“These high prices have been caused by historically low gas inventories and efforts to restore stock levels hampered by several factors” including lockdown restrictions.
Carmish, added: “This was compounded by periods of weak wind output, a weaker pipeline from the North Sea gas field due to outages and prolonged maintenance at British and Norwegian sites.” The North Sea gas pipeline transports natural gas from Norway to the United Kingdom.
“Elsewhere, GB and other European nations have struggled to attract LNG cargo with similar conditions occurring in Asian markets. This has led to LNG prices reaching a six-month high, and as a result, many cargoes are heading to more lucrative Asian markets.”
In an interview with Bloomberg, Francesco Starace, the CEO of Italian utility Enel, said: “High gas prices today are a problem for Europe.”
As a result of the continued increase in the prices of gas across Europe, electricity prices also climbed and are expected to continue to increase throughout the winter.
Camish, added: “With gas still at ~40% of the UK power generation mix, increases in the gas market have ultimately fed through to the equivalent power contracts. As a result, we have seen consistent rises since the start of the year, with the day-ahead power contract averaging £108.2/MWh in August, 77.5% higher than the five-year average.”
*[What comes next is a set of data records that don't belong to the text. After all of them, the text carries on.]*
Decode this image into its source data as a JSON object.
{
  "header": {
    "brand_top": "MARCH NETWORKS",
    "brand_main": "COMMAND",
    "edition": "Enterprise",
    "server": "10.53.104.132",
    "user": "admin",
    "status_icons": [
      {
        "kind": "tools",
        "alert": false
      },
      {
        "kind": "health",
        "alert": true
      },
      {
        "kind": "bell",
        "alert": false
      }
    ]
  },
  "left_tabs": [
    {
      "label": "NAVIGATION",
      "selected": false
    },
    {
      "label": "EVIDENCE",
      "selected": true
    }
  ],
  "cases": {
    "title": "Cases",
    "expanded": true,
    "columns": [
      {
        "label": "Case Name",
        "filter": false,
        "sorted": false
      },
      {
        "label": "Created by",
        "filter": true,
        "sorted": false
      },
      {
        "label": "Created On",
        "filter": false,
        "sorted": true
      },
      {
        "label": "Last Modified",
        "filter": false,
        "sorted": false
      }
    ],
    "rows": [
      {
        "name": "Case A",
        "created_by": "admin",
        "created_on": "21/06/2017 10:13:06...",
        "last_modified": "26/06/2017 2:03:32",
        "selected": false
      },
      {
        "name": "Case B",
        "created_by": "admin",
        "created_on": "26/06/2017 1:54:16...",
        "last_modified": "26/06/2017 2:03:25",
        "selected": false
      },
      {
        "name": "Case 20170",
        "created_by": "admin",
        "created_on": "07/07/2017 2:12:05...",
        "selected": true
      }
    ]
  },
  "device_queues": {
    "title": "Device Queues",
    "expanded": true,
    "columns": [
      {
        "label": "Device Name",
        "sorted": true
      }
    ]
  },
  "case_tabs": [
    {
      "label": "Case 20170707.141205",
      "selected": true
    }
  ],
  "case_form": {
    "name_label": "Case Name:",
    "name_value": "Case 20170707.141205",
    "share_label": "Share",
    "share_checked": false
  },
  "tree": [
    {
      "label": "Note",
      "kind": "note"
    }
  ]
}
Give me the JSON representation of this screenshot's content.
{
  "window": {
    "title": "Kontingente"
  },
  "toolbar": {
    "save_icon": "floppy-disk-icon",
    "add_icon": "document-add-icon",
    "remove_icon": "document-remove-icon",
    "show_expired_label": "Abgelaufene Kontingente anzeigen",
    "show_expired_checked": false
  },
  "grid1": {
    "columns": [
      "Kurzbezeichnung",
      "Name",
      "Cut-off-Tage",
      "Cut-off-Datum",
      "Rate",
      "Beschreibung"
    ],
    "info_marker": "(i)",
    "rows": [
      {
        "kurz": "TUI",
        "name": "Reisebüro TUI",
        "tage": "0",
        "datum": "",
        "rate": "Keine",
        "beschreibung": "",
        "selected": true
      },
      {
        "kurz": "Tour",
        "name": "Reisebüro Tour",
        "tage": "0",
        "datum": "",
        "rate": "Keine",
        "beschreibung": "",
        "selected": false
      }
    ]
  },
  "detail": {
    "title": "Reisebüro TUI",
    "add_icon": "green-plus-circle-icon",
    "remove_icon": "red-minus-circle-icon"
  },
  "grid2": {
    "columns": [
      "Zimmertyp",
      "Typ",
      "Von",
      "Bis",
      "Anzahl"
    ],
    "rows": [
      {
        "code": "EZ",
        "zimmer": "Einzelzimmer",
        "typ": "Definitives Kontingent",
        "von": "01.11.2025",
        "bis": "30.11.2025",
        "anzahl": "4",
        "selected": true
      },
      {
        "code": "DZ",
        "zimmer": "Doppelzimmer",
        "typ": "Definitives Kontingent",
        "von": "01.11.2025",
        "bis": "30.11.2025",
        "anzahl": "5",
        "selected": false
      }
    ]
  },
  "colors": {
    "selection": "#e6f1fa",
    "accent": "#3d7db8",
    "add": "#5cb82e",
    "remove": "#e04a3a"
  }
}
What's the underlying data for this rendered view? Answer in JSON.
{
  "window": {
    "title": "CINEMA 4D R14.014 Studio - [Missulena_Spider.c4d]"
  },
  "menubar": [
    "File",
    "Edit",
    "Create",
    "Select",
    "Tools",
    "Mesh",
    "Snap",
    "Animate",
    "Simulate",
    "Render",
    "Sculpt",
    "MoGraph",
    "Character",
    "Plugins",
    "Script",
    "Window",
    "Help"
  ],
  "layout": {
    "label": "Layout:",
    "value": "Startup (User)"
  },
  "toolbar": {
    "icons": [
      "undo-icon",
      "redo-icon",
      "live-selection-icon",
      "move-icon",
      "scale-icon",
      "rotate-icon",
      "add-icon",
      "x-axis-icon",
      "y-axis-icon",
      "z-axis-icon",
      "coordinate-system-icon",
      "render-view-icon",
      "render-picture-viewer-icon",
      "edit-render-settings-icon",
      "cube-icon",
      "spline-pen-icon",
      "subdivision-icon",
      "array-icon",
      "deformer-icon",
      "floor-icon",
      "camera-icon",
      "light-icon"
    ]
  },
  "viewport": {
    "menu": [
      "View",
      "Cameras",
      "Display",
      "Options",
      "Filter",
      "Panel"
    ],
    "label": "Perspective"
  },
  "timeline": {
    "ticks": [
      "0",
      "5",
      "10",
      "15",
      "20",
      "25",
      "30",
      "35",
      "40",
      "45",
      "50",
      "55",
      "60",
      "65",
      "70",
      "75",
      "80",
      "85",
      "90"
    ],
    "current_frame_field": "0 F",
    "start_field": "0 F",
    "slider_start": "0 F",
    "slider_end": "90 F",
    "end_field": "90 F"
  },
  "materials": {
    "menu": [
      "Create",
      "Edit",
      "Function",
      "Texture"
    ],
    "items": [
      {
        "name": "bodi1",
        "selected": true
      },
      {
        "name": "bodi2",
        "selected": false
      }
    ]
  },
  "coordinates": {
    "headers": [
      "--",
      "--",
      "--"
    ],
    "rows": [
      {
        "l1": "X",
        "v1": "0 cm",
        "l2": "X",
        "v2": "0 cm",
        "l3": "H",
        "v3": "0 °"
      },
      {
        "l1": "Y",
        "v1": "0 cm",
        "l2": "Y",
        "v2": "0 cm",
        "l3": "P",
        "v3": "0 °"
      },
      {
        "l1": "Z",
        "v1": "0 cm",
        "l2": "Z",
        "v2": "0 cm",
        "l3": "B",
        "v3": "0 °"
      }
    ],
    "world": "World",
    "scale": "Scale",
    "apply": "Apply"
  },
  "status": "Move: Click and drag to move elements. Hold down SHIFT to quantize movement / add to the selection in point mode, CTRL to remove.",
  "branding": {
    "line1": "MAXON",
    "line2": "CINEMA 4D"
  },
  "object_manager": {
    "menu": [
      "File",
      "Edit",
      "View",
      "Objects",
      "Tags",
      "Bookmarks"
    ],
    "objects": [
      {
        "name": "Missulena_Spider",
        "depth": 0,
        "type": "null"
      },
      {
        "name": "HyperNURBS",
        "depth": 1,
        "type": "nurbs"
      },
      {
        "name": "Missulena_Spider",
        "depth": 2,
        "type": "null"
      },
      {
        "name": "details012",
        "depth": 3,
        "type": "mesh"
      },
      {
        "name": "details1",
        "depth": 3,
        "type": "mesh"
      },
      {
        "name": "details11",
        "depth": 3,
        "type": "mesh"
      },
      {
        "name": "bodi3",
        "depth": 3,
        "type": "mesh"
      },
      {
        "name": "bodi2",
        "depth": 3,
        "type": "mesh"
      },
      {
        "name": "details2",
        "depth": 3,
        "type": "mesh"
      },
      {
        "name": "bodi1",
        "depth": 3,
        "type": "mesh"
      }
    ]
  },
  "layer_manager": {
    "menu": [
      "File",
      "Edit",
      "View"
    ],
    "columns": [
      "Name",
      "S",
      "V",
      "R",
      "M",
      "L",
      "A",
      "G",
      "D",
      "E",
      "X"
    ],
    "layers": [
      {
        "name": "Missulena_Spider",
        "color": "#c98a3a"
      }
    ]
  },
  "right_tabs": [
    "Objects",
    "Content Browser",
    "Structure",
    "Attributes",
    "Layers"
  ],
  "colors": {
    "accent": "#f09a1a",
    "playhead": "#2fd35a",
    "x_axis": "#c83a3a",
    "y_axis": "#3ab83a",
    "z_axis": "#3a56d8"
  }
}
In Germany, electricity prices have reached their highest level since 2008. Whilst 14 EU member countries saw a decrease in electricity prices in the first half of 2020, Germany recorded the highest increase (EUR 0.30 per kWh) within the household consumer segment, according to the European Commission.
Camish reiterated: “Looking ahead, with storage levels low, LNG spot prices at such high levels and with high Asian demand, prices are expected to remain above the long term average. However, maintenance issues have been resolved in the North Sea, and the anticipated Nord Steam 2 could commence flows in mid-September, helping to alleviate some of the supply pressures.”